    RyanDec 1, 2008 at 4:22 pm

    Megan – That’s limiting free speech. Who is to say what words should be limited? Who determines what words are moral or not? What if someone in power thinks being gay is immoral, would you be willing to have them tell that person their speech is immoral and they are not allowed to express their opinion? What if a “majority” of students sign a petition banning gay students from expressing their opinions. Would you be comfortable with this? Of course not. That’s the greatness of free speech-anyone can express themselves and say whatever they believe. Once you start putting limitations on this there will be a slippery slope of what is considered “moral” and “immoral” speech and thus completely abuse the First Amendment.

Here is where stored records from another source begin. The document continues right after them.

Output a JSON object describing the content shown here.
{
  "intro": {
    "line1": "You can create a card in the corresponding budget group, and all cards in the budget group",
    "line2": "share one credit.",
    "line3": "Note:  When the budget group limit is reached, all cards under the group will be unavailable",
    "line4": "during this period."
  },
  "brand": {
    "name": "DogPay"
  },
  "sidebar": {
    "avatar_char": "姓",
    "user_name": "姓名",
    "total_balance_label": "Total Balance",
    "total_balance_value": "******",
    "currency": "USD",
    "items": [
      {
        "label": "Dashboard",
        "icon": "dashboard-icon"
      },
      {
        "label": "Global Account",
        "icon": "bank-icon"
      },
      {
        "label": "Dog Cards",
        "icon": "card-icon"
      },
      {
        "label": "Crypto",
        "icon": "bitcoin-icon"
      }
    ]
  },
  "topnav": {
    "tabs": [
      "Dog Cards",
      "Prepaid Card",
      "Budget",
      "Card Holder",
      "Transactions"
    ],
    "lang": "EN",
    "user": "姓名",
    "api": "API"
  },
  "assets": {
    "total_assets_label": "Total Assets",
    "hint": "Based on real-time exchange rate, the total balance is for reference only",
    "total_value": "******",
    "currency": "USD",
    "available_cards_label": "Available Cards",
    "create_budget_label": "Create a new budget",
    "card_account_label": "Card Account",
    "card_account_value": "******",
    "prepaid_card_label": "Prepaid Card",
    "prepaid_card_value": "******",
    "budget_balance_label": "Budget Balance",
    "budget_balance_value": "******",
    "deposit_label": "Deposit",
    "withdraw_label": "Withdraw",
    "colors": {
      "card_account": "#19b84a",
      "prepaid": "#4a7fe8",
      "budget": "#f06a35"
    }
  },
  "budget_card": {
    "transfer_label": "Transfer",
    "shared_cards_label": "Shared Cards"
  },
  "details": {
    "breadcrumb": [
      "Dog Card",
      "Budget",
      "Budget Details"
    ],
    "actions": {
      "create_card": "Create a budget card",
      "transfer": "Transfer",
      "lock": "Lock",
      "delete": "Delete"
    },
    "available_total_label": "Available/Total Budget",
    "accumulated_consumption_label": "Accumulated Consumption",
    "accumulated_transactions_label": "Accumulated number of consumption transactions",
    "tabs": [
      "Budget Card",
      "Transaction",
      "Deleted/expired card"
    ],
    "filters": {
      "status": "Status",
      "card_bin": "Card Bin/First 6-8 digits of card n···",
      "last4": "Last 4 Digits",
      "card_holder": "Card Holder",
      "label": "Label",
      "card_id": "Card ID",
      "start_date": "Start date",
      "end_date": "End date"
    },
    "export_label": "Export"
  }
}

  • M

    MeganNov 26, 2008 at 10:06 pm

    The University may want to look into the Fighting Words Doctrine which is a limitation on the First Amendment. Since students are already yelling at these zealots to leave campus, and the students are the reason why the University exists in the first place, then the zealots are “outweighed by the social interest in order and morality.” If enough students sign a petition to have the zealots removed from the campus, and the courts rule in the students’ favor, then there is a solution to this growing problem.


  • M

    MeganNov 26, 2008 at 9:27 pm

    Although a portion of the University is federally funded, it is also privately funded through alumni and donor contributions. If the majority of the University’s faculty, staff, and students feel as though this preacher is crossing over the line into their own personal space, and the preacher is not a student, faculty, or staff member at UNF then he should be asked to remove himself from University grounds and camp on the sidewalk at the entrances to the campus just as any protestor would be asked to do. If he wishes to exercise his religion through prayer and the reading of scriptures, that is fine as it does not affect the lives of the other students, but when his words are condemnatory or insulting to others who have differing religious beliefs, then he is stepping outside the lines of freedom of speech. I doubt he would be happy if someone walked into the middle of his/her church and started insulting his religion or the way he lives. And if anybody did, the police would be there immediately to remove him or her.